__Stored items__
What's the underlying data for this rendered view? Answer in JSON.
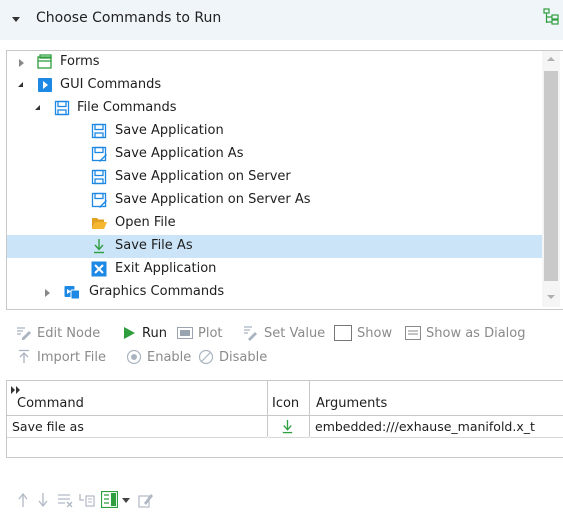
{
  "header": {
    "title": "Choose Commands to Run"
  },
  "tree": {
    "items": [
      {
        "label": "Forms",
        "icon": "forms-icon",
        "expander": "closed"
      },
      {
        "label": "GUI Commands",
        "icon": "gui-commands-icon",
        "expander": "open"
      },
      {
        "label": "File Commands",
        "icon": "save-icon",
        "expander": "open"
      },
      {
        "label": "Save Application",
        "icon": "save-icon"
      },
      {
        "label": "Save Application As",
        "icon": "save-as-icon"
      },
      {
        "label": "Save Application on Server",
        "icon": "save-icon"
      },
      {
        "label": "Save Application on Server As",
        "icon": "save-as-icon"
      },
      {
        "label": "Open File",
        "icon": "folder-open-icon"
      },
      {
        "label": "Save File As",
        "icon": "download-arrow-icon",
        "selected": true
      },
      {
        "label": "Exit Application",
        "icon": "close-x-icon"
      },
      {
        "label": "Graphics Commands",
        "icon": "graphics-commands-icon",
        "expander": "closed"
      }
    ]
  },
  "toolbar1": {
    "edit_node": "Edit Node",
    "run": "Run",
    "plot": "Plot",
    "set_value": "Set Value",
    "show": "Show",
    "show_as_dialog": "Show as Dialog"
  },
  "toolbar2": {
    "import_file": "Import File",
    "enable": "Enable",
    "disable": "Disable"
  },
  "table": {
    "columns": [
      "Command",
      "Icon",
      "Arguments"
    ],
    "rows": [
      {
        "command": "Save file as",
        "icon": "download-arrow-icon",
        "arguments": "embedded:///exhause_manifold.x_t"
      }
    ]
  },
  "colors": {
    "accent": "#1e88e5",
    "selection": "#cce4f7",
    "header_bg": "#f0f5fa",
    "green": "#2e9e3e"
  }
}
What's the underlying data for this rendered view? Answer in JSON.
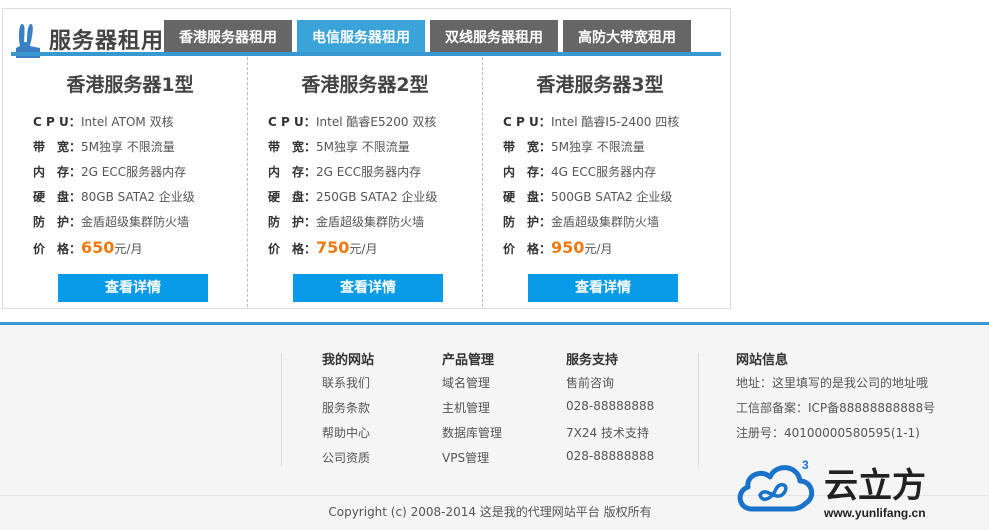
{
  "header": {
    "title": "服务器租用",
    "tabs": [
      {
        "label": "香港服务器租用",
        "active": false
      },
      {
        "label": "电信服务器租用",
        "active": true
      },
      {
        "label": "双线服务器租用",
        "active": false
      },
      {
        "label": "高防大带宽租用",
        "active": false
      }
    ]
  },
  "servers": [
    {
      "title": "香港服务器1型",
      "specs": [
        {
          "label": "C P U：",
          "value": "Intel ATOM 双核"
        },
        {
          "label": "带　宽：",
          "value": "5M独享 不限流量"
        },
        {
          "label": "内　存：",
          "value": "2G ECC服务器内存"
        },
        {
          "label": "硬　盘：",
          "value": "80GB SATA2 企业级"
        },
        {
          "label": "防　护：",
          "value": "金盾超级集群防火墙"
        }
      ],
      "price_label": "价　格：",
      "price": "650",
      "price_unit": "元/月",
      "button": "查看详情"
    },
    {
      "title": "香港服务器2型",
      "specs": [
        {
          "label": "C P U：",
          "value": "Intel 酷睿E5200 双核"
        },
        {
          "label": "带　宽：",
          "value": "5M独享 不限流量"
        },
        {
          "label": "内　存：",
          "value": "2G ECC服务器内存"
        },
        {
          "label": "硬　盘：",
          "value": "250GB SATA2 企业级"
        },
        {
          "label": "防　护：",
          "value": "金盾超级集群防火墙"
        }
      ],
      "price_label": "价　格：",
      "price": "750",
      "price_unit": "元/月",
      "button": "查看详情"
    },
    {
      "title": "香港服务器3型",
      "specs": [
        {
          "label": "C P U：",
          "value": "Intel 酷睿I5-2400 四核"
        },
        {
          "label": "带　宽：",
          "value": "5M独享 不限流量"
        },
        {
          "label": "内　存：",
          "value": "4G ECC服务器内存"
        },
        {
          "label": "硬　盘：",
          "value": "500GB SATA2 企业级"
        },
        {
          "label": "防　护：",
          "value": "金盾超级集群防火墙"
        }
      ],
      "price_label": "价　格：",
      "price": "950",
      "price_unit": "元/月",
      "button": "查看详情"
    }
  ],
  "footer": {
    "columns": [
      {
        "title": "我的网站",
        "links": [
          "联系我们",
          "服务条款",
          "帮助中心",
          "公司资质"
        ]
      },
      {
        "title": "产品管理",
        "links": [
          "域名管理",
          "主机管理",
          "数据库管理",
          "VPS管理"
        ]
      },
      {
        "title": "服务支持",
        "links": [
          "售前咨询",
          "028-88888888",
          "7X24 技术支持",
          "028-88888888"
        ]
      }
    ],
    "info": {
      "title": "网站信息",
      "lines": [
        "地址：这里填写的是我公司的地址哦",
        "工信部备案：ICP备88888888888号",
        "注册号：40100000580595(1-1)"
      ]
    },
    "copyright": "Copyright (c) 2008-2014 这是我的代理网站平台 版权所有"
  },
  "logo": {
    "name": "云立方",
    "superscript": "3",
    "url_text": "www.yunlifang.cn",
    "colors": {
      "blue": "#1a73c9",
      "text": "#222"
    }
  }
}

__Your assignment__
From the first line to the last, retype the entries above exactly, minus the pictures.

__Solution__
What's the underlying data for this rendered view? Answer in JSON.
{
  "header": {
    "title": "Choose Commands to Run"
  },
  "tree": {
    "items": [
      {
        "label": "Forms",
        "icon": "forms-icon",
        "expander": "closed"
      },
      {
        "label": "GUI Commands",
        "icon": "gui-commands-icon",
        "expander": "open"
      },
      {
        "label": "File Commands",
        "icon": "save-icon",
        "expander": "open"
      },
      {
        "label": "Save Application",
        "icon": "save-icon"
      },
      {
        "label": "Save Application As",
        "icon": "save-as-icon"
      },
      {
        "label": "Save Application on Server",
        "icon": "save-icon"
      },
      {
        "label": "Save Application on Server As",
        "icon": "save-as-icon"
      },
      {
        "label": "Open File",
        "icon": "folder-open-icon"
      },
      {
        "label": "Save File As",
        "icon": "download-arrow-icon",
        "selected": true
      },
      {
        "label": "Exit Application",
        "icon": "close-x-icon"
      },
      {
        "label": "Graphics Commands",
        "icon": "graphics-commands-icon",
        "expander": "closed"
      }
    ]
  },
  "toolbar1": {
    "edit_node": "Edit Node",
    "run": "Run",
    "plot": "Plot",
    "set_value": "Set Value",
    "show": "Show",
    "show_as_dialog": "Show as Dialog"
  },
  "toolbar2": {
    "import_file": "Import File",
    "enable": "Enable",
    "disable": "Disable"
  },
  "table": {
    "columns": [
      "Command",
      "Icon",
      "Arguments"
    ],
    "rows": [
      {
        "command": "Save file as",
        "icon": "download-arrow-icon",
        "arguments": "embedded:///exhause_manifold.x_t"
      }
    ]
  },
  "colors": {
    "accent": "#1e88e5",
    "selection": "#cce4f7",
    "header_bg": "#f0f5fa",
    "green": "#2e9e3e"
  }
}
What's the underlying data for this rendered view? Answer in JSON.
{
  "header": {
    "title": "服务器租用",
    "tabs": [
      {
        "label": "香港服务器租用",
        "active": false
      },
      {
        "label": "电信服务器租用",
        "active": true
      },
      {
        "label": "双线服务器租用",
        "active": false
      },
      {
        "label": "高防大带宽租用",
        "active": false
      }
    ]
  },
  "servers": [
    {
      "title": "香港服务器1型",
      "specs": [
        {
          "label": "C P U：",
          "value": "Intel ATOM 双核"
        },
        {
          "label": "带　宽：",
          "value": "5M独享 不限流量"
        },
        {
          "label": "内　存：",
          "value": "2G ECC服务器内存"
        },
        {
          "label": "硬　盘：",
          "value": "80GB SATA2 企业级"
        },
        {
          "label": "防　护：",
          "value": "金盾超级集群防火墙"
        }
      ],
      "price_label": "价　格：",
      "price": "650",
      "price_unit": "元/月",
      "button": "查看详情"
    },
    {
      "title": "香港服务器2型",
      "specs": [
        {
          "label": "C P U：",
          "value": "Intel 酷睿E5200 双核"
        },
        {
          "label": "带　宽：",
          "value": "5M独享 不限流量"
        },
        {
          "label": "内　存：",
          "value": "2G ECC服务器内存"
        },
        {
          "label": "硬　盘：",
          "value": "250GB SATA2 企业级"
        },
        {
          "label": "防　护：",
          "value": "金盾超级集群防火墙"
        }
      ],
      "price_label": "价　格：",
      "price": "750",
      "price_unit": "元/月",
      "button": "查看详情"
    },
    {
      "title": "香港服务器3型",
      "specs": [
        {
          "label": "C P U：",
          "value": "Intel 酷睿I5-2400 四核"
        },
        {
          "label": "带　宽：",
          "value": "5M独享 不限流量"
        },
        {
          "label": "内　存：",
          "value": "4G ECC服务器内存"
        },
        {
          "label": "硬　盘：",
          "value": "500GB SATA2 企业级"
        },
        {
          "label": "防　护：",
          "value": "金盾超级集群防火墙"
        }
      ],
      "price_label": "价　格：",
      "price": "950",
      "price_unit": "元/月",
      "button": "查看详情"
    }
  ],
  "footer": {
    "columns": [
      {
        "title": "我的网站",
        "links": [
          "联系我们",
          "服务条款",
          "帮助中心",
          "公司资质"
        ]
      },
      {
        "title": "产品管理",
        "links": [
          "域名管理",
          "主机管理",
          "数据库管理",
          "VPS管理"
        ]
      },
      {
        "title": "服务支持",
        "links": [
          "售前咨询",
          "028-88888888",
          "7X24 技术支持",
          "028-88888888"
        ]
      }
    ],
    "info": {
      "title": "网站信息",
      "lines": [
        "地址：这里填写的是我公司的地址哦",
        "工信部备案：ICP备88888888888号",
        "注册号：40100000580595(1-1)"
      ]
    },
    "copyright": "Copyright (c) 2008-2014 这是我的代理网站平台 版权所有"
  },
  "logo": {
    "name": "云立方",
    "superscript": "3",
    "url_text": "www.yunlifang.cn",
    "colors": {
      "blue": "#1a73c9",
      "text": "#222"
    }
  }
}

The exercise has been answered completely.